Output the records. Match them exactly.

###

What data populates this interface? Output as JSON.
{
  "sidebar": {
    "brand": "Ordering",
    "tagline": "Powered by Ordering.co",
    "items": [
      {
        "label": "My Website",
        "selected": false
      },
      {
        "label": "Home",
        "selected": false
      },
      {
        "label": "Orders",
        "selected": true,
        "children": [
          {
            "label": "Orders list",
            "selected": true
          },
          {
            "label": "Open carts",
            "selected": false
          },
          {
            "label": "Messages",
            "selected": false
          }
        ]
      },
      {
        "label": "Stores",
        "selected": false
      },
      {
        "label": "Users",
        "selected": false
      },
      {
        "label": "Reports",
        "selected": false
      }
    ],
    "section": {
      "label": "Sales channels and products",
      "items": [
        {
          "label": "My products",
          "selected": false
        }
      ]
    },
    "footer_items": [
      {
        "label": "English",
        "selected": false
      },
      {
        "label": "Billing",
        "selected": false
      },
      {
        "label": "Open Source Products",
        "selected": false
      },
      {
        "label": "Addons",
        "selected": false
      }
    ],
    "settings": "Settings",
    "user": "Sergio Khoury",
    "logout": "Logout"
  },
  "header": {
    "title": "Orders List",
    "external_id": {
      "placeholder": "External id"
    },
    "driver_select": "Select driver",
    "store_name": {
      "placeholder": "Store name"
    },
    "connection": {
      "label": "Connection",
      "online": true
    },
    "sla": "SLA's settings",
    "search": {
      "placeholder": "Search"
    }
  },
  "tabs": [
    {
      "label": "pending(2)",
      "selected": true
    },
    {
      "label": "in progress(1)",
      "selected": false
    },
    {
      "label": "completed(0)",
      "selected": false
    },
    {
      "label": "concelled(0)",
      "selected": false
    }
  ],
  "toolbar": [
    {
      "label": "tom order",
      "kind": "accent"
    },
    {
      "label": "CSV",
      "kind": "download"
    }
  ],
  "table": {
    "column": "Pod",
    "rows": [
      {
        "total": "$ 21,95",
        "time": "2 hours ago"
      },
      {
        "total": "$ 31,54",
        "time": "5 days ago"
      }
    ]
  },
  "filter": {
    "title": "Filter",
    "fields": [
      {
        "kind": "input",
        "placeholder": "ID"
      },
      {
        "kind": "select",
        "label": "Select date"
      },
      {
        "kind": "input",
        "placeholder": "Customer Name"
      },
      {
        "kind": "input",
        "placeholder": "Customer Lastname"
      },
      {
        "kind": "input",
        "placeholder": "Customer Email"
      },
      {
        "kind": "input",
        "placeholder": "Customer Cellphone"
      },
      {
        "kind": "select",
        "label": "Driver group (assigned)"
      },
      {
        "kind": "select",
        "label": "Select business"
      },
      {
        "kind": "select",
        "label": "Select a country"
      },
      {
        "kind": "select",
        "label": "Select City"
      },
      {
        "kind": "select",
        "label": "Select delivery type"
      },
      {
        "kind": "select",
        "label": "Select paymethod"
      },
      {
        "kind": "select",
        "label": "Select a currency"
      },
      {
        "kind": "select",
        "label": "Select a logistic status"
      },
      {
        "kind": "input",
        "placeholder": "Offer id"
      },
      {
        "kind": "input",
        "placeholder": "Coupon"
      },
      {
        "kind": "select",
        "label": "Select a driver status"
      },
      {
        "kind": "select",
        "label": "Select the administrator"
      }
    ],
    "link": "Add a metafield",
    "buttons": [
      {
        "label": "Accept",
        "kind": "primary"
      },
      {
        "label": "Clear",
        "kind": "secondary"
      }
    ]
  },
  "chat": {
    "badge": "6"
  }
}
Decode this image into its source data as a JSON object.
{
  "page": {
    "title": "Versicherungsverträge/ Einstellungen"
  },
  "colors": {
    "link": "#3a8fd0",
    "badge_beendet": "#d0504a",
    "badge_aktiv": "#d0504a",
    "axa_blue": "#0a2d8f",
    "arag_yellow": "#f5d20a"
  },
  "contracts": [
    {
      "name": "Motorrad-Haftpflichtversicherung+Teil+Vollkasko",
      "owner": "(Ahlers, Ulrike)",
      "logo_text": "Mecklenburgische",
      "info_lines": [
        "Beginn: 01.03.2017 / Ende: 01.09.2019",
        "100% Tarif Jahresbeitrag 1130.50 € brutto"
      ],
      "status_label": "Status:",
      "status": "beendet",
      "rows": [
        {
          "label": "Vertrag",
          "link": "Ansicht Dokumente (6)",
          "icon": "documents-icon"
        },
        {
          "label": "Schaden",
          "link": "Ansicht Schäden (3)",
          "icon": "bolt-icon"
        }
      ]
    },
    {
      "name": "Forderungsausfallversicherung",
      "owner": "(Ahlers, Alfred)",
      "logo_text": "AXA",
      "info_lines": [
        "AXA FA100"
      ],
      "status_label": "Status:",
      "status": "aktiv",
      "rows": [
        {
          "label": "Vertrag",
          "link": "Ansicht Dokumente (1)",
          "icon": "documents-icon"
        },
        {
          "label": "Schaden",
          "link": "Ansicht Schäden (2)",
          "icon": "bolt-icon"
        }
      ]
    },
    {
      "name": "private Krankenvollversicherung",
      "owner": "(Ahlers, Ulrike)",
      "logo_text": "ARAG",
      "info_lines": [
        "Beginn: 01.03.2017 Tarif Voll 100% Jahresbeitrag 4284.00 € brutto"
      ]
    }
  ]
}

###

> **RESULT BELOW**:
What data populates this interface? Output as JSON.
{
  "sidebar": {
    "brand": "Ordering",
    "tagline": "Powered by Ordering.co",
    "items": [
      {
        "label": "My Website",
        "selected": false
      },
      {
        "label": "Home",
        "selected": false
      },
      {
        "label": "Orders",
        "selected": true,
        "children": [
          {
            "label": "Orders list",
            "selected": true
          },
          {
            "label": "Open carts",
            "selected": false
          },
          {
            "label": "Messages",
            "selected": false
          }
        ]
      },
      {
        "label": "Stores",
        "selected": false
      },
      {
        "label": "Users",
        "selected": false
      },
      {
        "label": "Reports",
        "selected": false
      }
    ],
    "section": {
      "label": "Sales channels and products",
      "items": [
        {
          "label": "My products",
          "selected": false
        }
      ]
    },
    "footer_items": [
      {
        "label": "English",
        "selected": false
      },
      {
        "label": "Billing",
        "selected": false
      },
      {
        "label": "Open Source Products",
        "selected": false
      },
      {
        "label": "Addons",
        "selected": false
      }
    ],
    "settings": "Settings",
    "user": "Sergio Khoury",
    "logout": "Logout"
  },
  "header": {
    "title": "Orders List",
    "external_id": {
      "placeholder": "External id"
    },
    "driver_select": "Select driver",
    "store_name": {
      "placeholder": "Store name"
    },
    "connection": {
      "label": "Connection",
      "online": true
    },
    "sla": "SLA's settings",
    "search": {
      "placeholder": "Search"
    }
  },
  "tabs": [
    {
      "label": "pending(2)",
      "selected": true
    },
    {
      "label": "in progress(1)",
      "selected": false
    },
    {
      "label": "completed(0)",
      "selected": false
    },
    {
      "label": "concelled(0)",
      "selected": false
    }
  ],
  "toolbar": [
    {
      "label": "tom order",
      "kind": "accent"
    },
    {
      "label": "CSV",
      "kind": "download"
    }
  ],
  "table": {
    "column": "Pod",
    "rows": [
      {
        "total": "$ 21,95",
        "time": "2 hours ago"
      },
      {
        "total": "$ 31,54",
        "time": "5 days ago"
      }
    ]
  },
  "filter": {
    "title": "Filter",
    "fields": [
      {
        "kind": "input",
        "placeholder": "ID"
      },
      {
        "kind": "select",
        "label": "Select date"
      },
      {
        "kind": "input",
        "placeholder": "Customer Name"
      },
      {
        "kind": "input",
        "placeholder": "Customer Lastname"
      },
      {
        "kind": "input",
        "placeholder": "Customer Email"
      },
      {
        "kind": "input",
        "placeholder": "Customer Cellphone"
      },
      {
        "kind": "select",
        "label": "Driver group (assigned)"
      },
      {
        "kind": "select",
        "label": "Select business"
      },
      {
        "kind": "select",
        "label": "Select a country"
      },
      {
        "kind": "select",
        "label": "Select City"
      },
      {
        "kind": "select",
        "label": "Select delivery type"
      },
      {
        "kind": "select",
        "label": "Select paymethod"
      },
      {
        "kind": "select",
        "label": "Select a currency"
      },
      {
        "kind": "select",
        "label": "Select a logistic status"
      },
      {
        "kind": "input",
        "placeholder": "Offer id"
      },
      {
        "kind": "input",
        "placeholder": "Coupon"
      },
      {
        "kind": "select",
        "label": "Select a driver status"
      },
      {
        "kind": "select",
        "label": "Select the administrator"
      }
    ],
    "link": "Add a metafield",
    "buttons": [
      {
        "label": "Accept",
        "kind": "primary"
      },
      {
        "label": "Clear",
        "kind": "secondary"
      }
    ]
  },
  "chat": {
    "badge": "6"
  }
}
Decode this image into its source data as a JSON object.
{
  "page": {
    "title": "Versicherungsverträge/ Einstellungen"
  },
  "colors": {
    "link": "#3a8fd0",
    "badge_beendet": "#d0504a",
    "badge_aktiv": "#d0504a",
    "axa_blue": "#0a2d8f",
    "arag_yellow": "#f5d20a"
  },
  "contracts": [
    {
      "name": "Motorrad-Haftpflichtversicherung+Teil+Vollkasko",
      "owner": "(Ahlers, Ulrike)",
      "logo_text": "Mecklenburgische",
      "info_lines": [
        "Beginn: 01.03.2017 / Ende: 01.09.2019",
        "100% Tarif Jahresbeitrag 1130.50 € brutto"
      ],
      "status_label": "Status:",
      "status": "beendet",
      "rows": [
        {
          "label": "Vertrag",
          "link": "Ansicht Dokumente (6)",
          "icon": "documents-icon"
        },
        {
          "label": "Schaden",
          "link": "Ansicht Schäden (3)",
          "icon": "bolt-icon"
        }
      ]
    },
    {
      "name": "Forderungsausfallversicherung",
      "owner": "(Ahlers, Alfred)",
      "logo_text": "AXA",
      "info_lines": [
        "AXA FA100"
      ],
      "status_label": "Status:",
      "status": "aktiv",
      "rows": [
        {
          "label": "Vertrag",
          "link": "Ansicht Dokumente (1)",
          "icon": "documents-icon"
        },
        {
          "label": "Schaden",
          "link": "Ansicht Schäden (2)",
          "icon": "bolt-icon"
        }
      ]
    },
    {
      "name": "private Krankenvollversicherung",
      "owner": "(Ahlers, Ulrike)",
      "logo_text": "ARAG",
      "info_lines": [
        "Beginn: 01.03.2017 Tarif Voll 100% Jahresbeitrag 4284.00 € brutto"
      ]
    }
  ]
}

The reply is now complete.